[[ Dataset records open ]]
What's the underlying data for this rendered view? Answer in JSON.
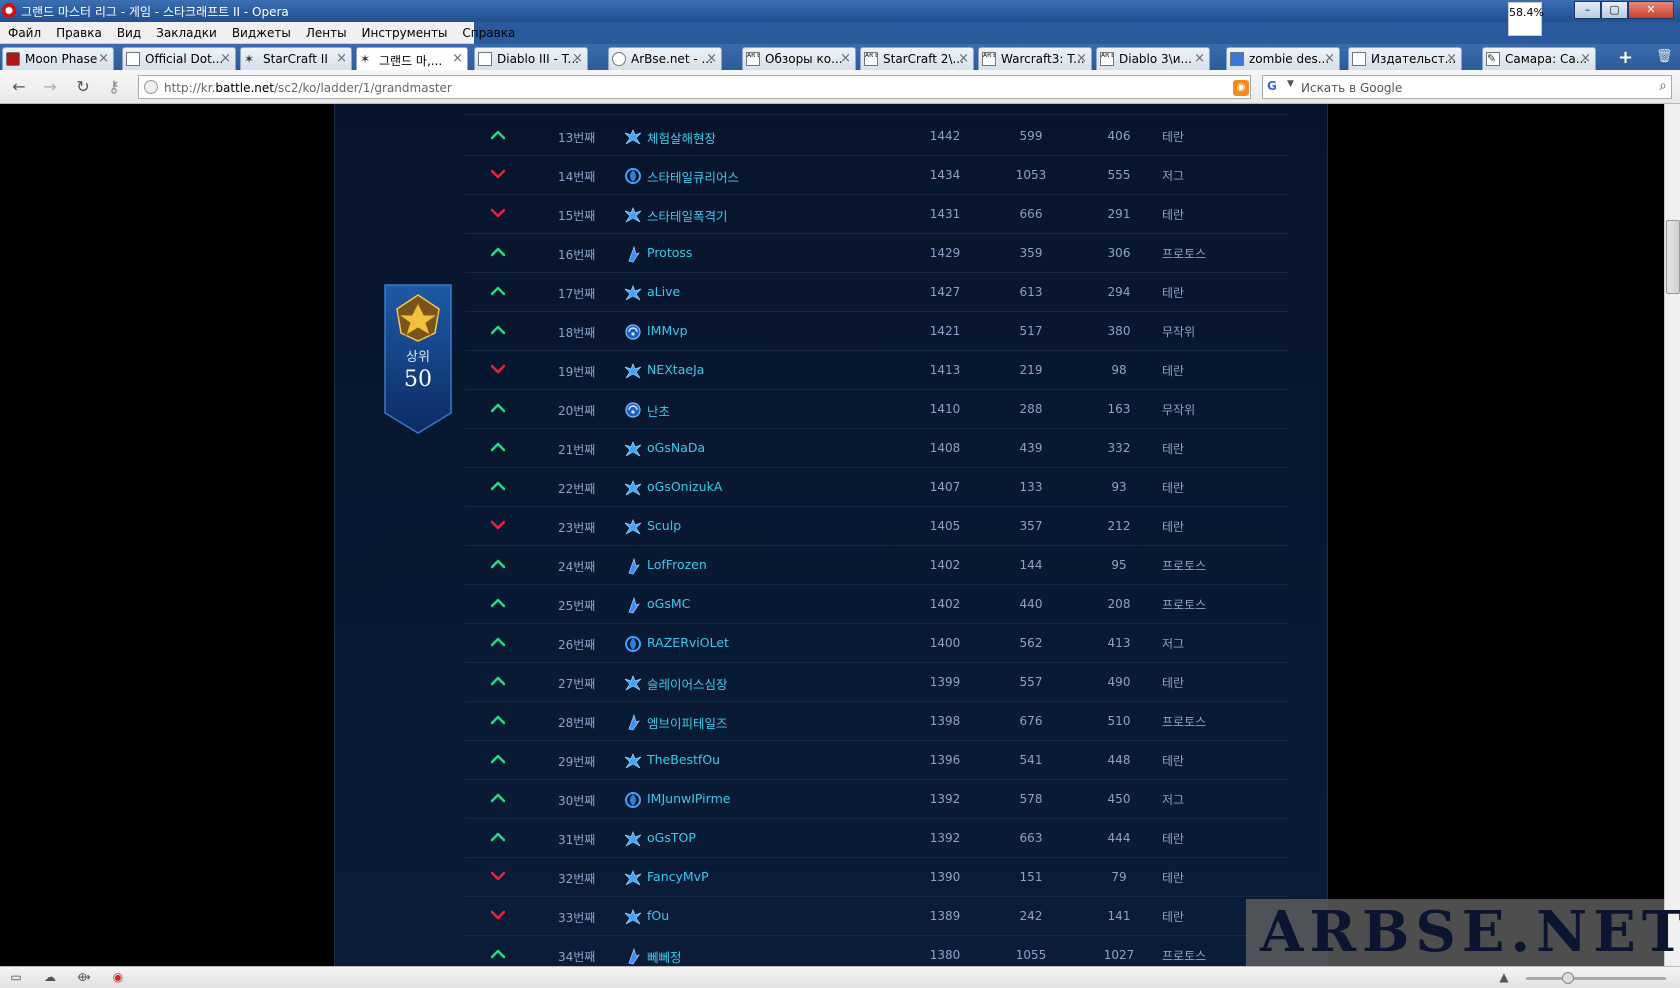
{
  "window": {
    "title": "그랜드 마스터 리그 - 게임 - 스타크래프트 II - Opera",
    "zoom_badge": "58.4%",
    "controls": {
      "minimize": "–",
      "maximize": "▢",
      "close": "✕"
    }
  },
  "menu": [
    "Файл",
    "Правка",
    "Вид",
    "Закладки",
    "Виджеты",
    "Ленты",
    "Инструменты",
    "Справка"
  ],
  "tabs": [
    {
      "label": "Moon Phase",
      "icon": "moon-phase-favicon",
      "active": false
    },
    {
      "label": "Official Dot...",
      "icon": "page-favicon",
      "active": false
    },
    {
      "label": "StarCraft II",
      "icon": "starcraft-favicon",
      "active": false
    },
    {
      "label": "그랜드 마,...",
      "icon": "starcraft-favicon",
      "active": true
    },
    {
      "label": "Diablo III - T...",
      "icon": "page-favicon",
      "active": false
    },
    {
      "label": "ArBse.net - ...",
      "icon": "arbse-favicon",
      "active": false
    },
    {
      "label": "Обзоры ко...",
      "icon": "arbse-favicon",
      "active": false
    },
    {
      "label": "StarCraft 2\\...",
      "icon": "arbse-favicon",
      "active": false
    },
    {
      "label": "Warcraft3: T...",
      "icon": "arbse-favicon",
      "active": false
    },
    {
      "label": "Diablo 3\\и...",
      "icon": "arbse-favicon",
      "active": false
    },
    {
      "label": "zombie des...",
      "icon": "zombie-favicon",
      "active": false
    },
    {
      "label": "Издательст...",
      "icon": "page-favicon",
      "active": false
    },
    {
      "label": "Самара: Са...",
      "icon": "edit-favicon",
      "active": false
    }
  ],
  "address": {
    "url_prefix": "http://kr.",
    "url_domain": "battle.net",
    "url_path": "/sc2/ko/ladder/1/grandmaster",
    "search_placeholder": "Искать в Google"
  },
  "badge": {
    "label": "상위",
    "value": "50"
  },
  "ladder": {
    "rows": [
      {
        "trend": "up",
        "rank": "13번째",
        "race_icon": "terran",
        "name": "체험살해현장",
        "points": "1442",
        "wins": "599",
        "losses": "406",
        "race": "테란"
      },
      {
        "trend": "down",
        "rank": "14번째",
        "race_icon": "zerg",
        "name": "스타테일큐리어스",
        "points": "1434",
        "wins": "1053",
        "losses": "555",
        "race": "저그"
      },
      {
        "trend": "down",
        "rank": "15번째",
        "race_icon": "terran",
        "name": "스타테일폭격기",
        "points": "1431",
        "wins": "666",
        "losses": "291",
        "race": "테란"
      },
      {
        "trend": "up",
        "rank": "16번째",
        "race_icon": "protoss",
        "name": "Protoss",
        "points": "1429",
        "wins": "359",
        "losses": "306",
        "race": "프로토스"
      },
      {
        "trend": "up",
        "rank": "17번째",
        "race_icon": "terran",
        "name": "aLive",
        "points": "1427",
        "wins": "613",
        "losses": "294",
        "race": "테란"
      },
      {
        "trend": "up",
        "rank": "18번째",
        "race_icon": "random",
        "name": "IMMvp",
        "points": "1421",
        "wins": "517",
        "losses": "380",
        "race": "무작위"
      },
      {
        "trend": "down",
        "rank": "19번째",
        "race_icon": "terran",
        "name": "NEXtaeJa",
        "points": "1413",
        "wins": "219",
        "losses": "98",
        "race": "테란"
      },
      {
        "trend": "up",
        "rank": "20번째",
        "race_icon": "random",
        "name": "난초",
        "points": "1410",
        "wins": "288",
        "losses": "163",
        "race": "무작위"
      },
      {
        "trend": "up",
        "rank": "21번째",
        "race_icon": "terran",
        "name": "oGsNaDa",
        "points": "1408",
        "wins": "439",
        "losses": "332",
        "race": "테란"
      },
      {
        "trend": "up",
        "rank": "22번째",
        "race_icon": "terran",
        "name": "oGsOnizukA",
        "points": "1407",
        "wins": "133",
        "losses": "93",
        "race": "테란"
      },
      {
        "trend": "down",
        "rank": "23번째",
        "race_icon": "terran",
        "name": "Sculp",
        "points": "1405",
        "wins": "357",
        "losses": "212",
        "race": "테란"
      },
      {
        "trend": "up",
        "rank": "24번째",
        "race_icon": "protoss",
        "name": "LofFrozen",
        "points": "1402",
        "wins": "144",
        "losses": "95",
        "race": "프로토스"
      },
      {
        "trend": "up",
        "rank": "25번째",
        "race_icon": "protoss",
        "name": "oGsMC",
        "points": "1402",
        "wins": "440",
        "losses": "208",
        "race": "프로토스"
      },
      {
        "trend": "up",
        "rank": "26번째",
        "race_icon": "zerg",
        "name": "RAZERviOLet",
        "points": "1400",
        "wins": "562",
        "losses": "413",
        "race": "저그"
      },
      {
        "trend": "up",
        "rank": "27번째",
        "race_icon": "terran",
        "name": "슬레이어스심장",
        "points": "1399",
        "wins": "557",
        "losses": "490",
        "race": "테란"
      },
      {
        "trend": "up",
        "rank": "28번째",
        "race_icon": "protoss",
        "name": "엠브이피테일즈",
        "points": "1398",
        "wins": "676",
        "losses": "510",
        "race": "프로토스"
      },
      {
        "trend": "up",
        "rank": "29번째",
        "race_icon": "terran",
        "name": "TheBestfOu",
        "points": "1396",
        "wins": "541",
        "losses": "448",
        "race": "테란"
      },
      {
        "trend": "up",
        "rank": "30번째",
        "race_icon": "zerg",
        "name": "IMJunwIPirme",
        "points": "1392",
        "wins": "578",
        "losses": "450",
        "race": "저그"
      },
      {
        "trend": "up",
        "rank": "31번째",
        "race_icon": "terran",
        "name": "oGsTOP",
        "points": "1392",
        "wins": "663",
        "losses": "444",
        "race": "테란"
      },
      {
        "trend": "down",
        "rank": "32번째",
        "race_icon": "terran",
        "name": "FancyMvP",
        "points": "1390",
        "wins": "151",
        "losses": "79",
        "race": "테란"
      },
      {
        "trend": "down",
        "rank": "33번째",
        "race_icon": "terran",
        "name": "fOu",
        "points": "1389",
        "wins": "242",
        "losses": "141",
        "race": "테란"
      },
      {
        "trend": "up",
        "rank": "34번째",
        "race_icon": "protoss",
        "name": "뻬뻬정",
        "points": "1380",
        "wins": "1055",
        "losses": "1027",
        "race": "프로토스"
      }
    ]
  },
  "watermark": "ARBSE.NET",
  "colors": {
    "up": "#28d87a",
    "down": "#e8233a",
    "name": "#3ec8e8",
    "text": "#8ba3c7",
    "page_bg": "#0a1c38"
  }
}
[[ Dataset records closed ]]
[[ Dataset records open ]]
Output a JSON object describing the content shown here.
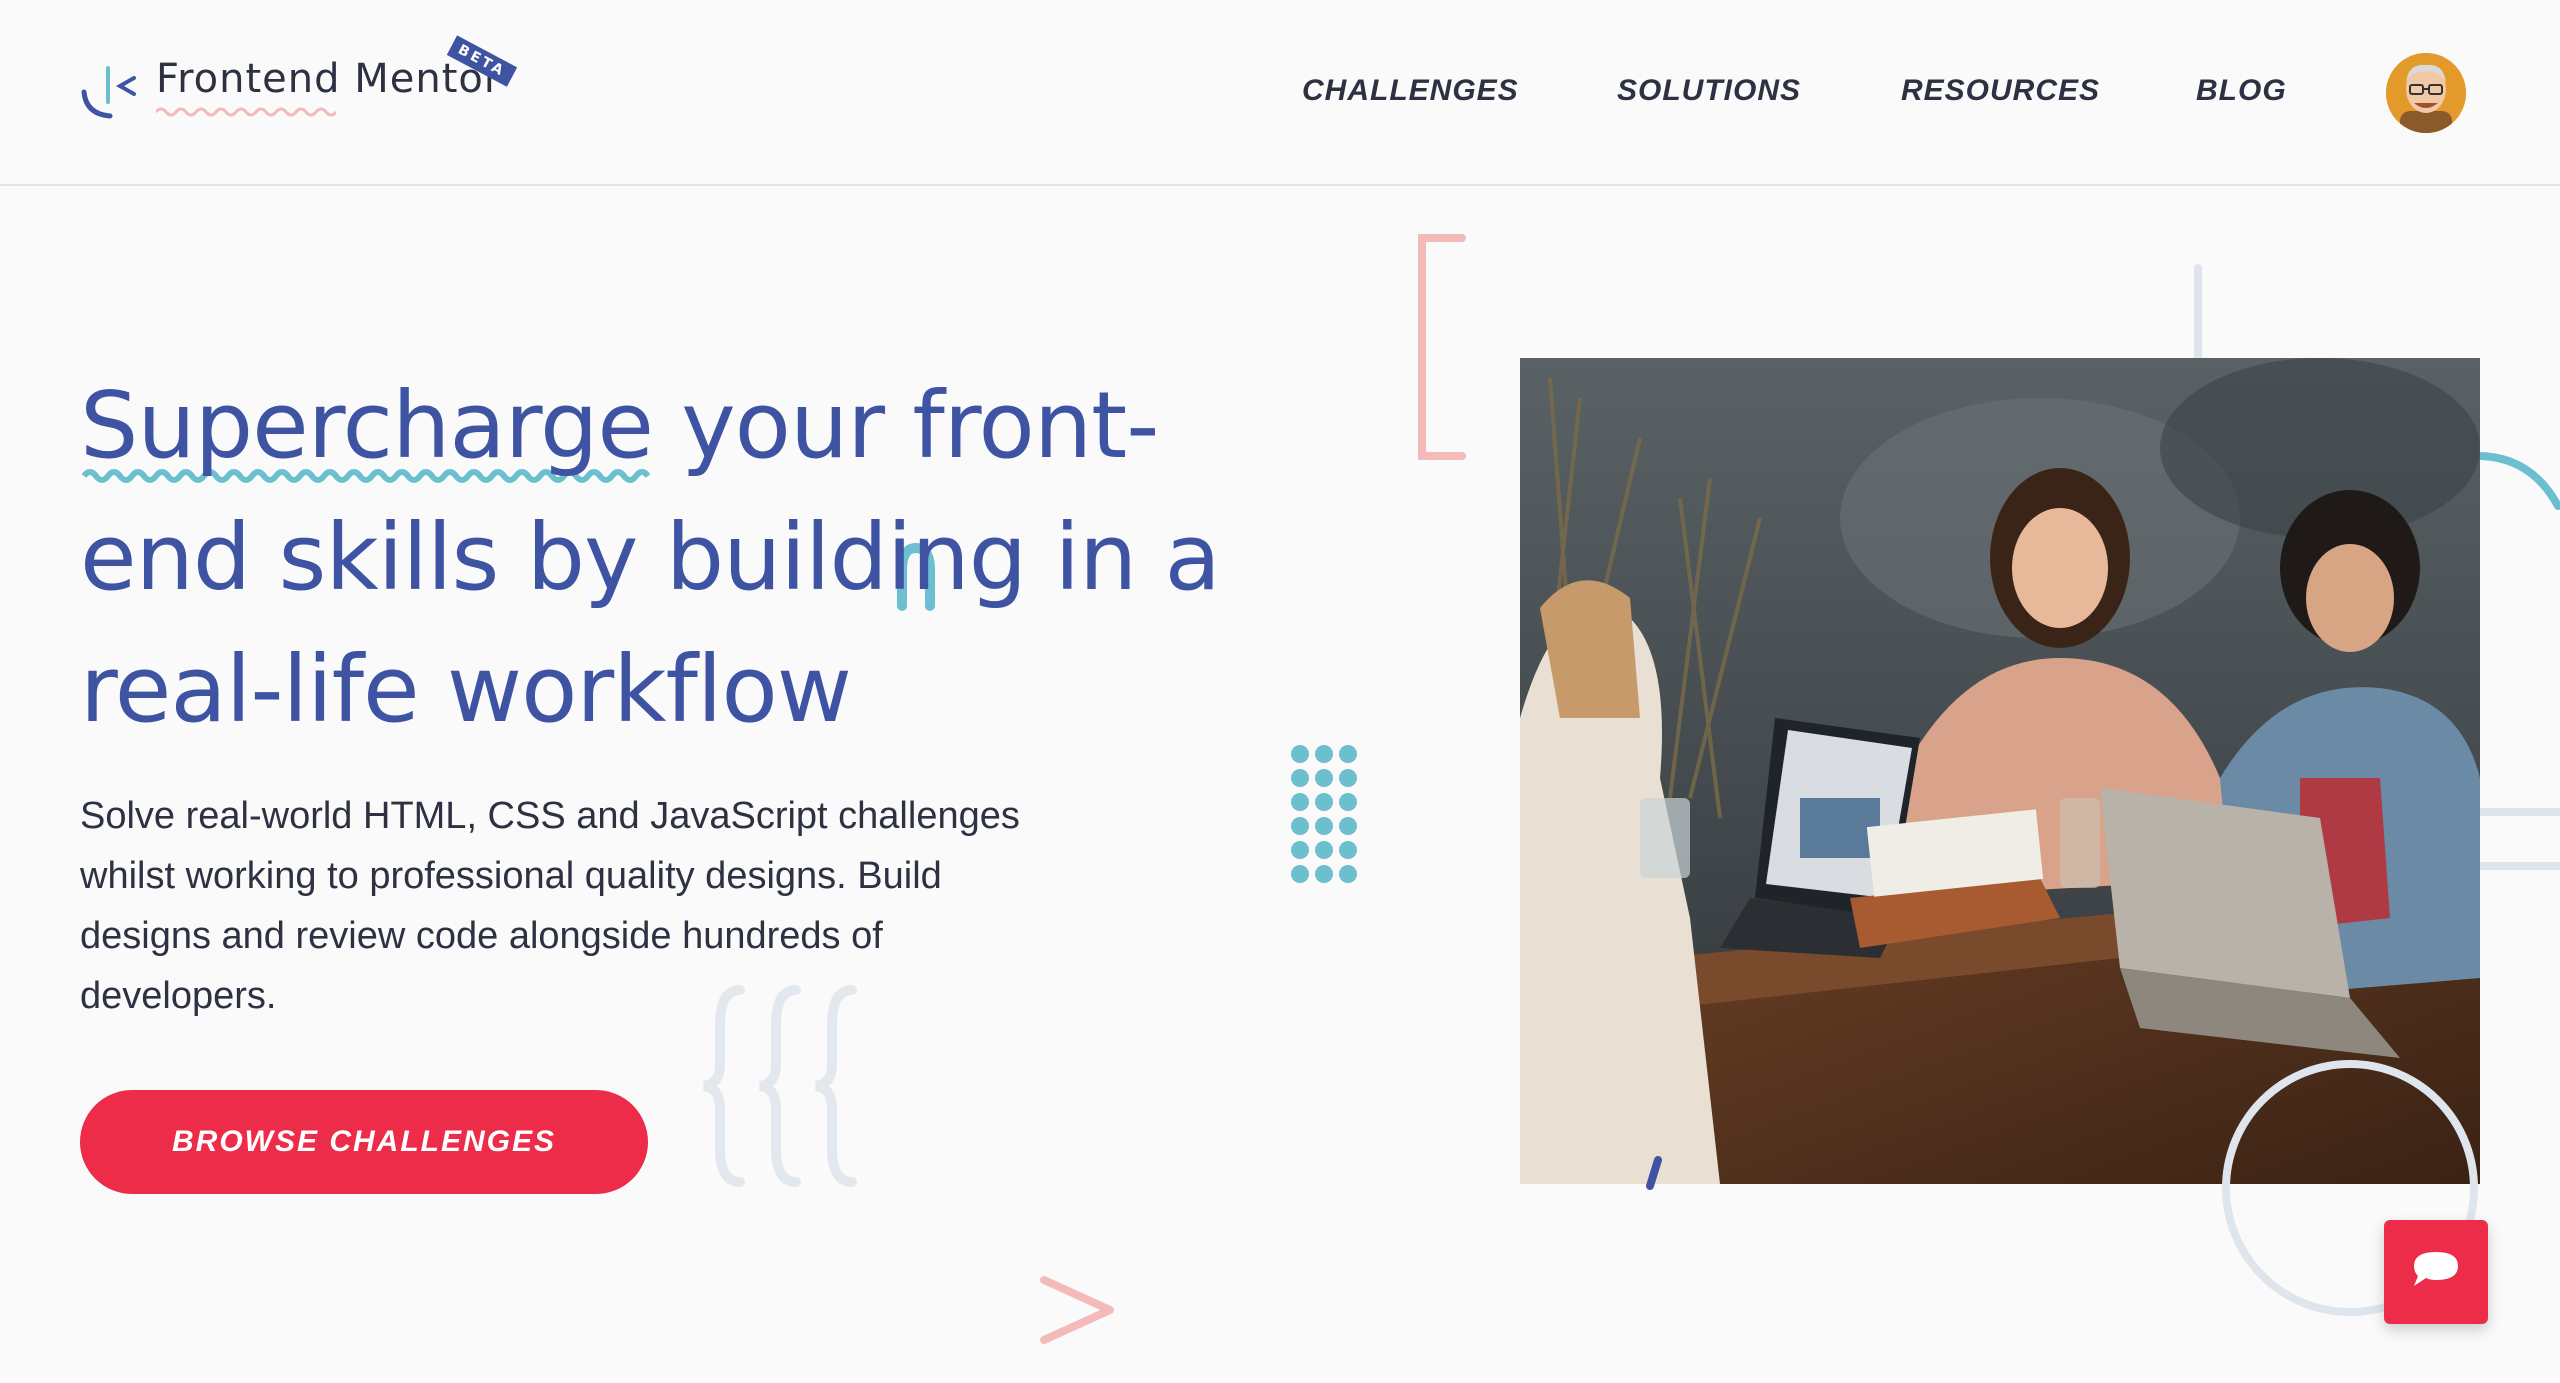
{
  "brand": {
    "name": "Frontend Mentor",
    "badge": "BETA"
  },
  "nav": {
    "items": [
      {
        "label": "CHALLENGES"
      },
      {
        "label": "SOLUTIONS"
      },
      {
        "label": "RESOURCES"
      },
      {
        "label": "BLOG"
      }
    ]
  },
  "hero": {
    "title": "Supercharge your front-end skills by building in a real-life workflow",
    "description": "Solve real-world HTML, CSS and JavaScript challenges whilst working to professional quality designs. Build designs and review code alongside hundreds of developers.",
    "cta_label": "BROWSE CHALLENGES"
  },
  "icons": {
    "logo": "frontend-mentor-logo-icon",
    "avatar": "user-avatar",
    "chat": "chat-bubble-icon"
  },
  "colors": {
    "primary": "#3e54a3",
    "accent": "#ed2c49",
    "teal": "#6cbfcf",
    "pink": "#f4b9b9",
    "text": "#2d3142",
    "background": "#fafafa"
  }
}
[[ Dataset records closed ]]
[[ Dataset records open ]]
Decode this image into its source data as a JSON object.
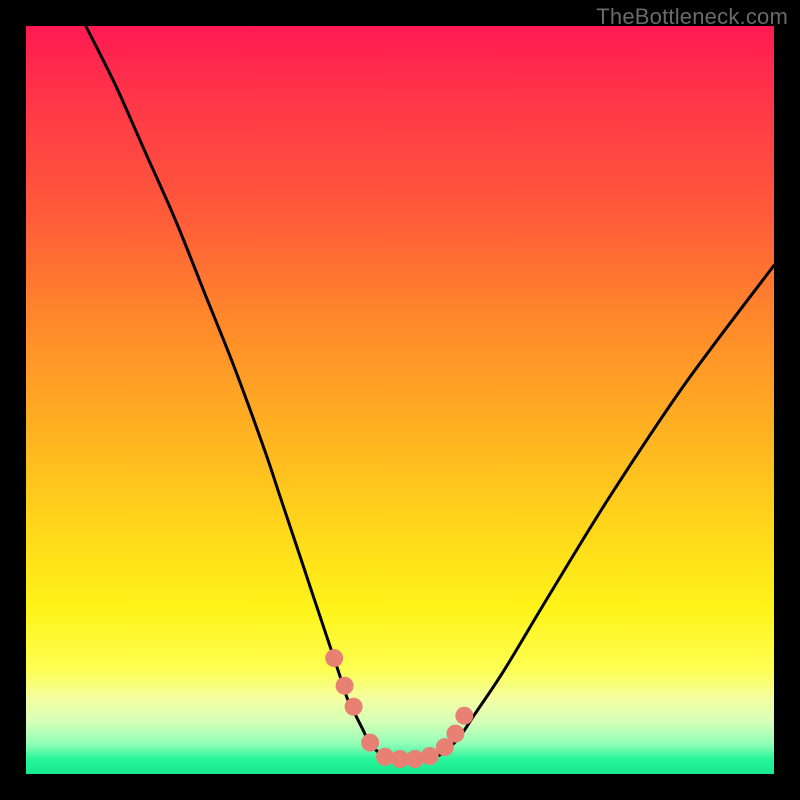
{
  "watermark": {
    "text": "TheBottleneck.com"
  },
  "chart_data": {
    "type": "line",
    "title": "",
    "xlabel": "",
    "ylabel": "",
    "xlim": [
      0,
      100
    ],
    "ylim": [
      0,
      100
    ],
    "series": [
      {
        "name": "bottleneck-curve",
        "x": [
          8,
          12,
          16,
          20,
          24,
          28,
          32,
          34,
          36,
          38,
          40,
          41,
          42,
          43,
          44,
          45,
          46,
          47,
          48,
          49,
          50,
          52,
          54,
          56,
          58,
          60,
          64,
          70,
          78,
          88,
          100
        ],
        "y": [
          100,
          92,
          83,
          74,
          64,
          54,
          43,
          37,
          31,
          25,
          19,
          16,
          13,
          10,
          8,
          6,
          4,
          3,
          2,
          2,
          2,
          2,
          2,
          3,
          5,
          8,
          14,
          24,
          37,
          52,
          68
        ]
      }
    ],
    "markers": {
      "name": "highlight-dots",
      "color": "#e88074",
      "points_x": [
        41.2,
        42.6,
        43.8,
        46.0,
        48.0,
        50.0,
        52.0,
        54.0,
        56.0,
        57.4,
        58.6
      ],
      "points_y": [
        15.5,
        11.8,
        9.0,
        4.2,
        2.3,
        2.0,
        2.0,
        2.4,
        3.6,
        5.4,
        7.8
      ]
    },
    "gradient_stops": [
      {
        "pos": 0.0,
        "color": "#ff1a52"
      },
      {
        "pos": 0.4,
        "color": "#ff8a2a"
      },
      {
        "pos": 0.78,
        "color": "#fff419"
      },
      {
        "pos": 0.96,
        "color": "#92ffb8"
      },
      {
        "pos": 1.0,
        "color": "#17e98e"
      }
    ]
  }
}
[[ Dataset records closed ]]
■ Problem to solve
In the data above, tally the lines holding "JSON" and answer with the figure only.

■ Your response
3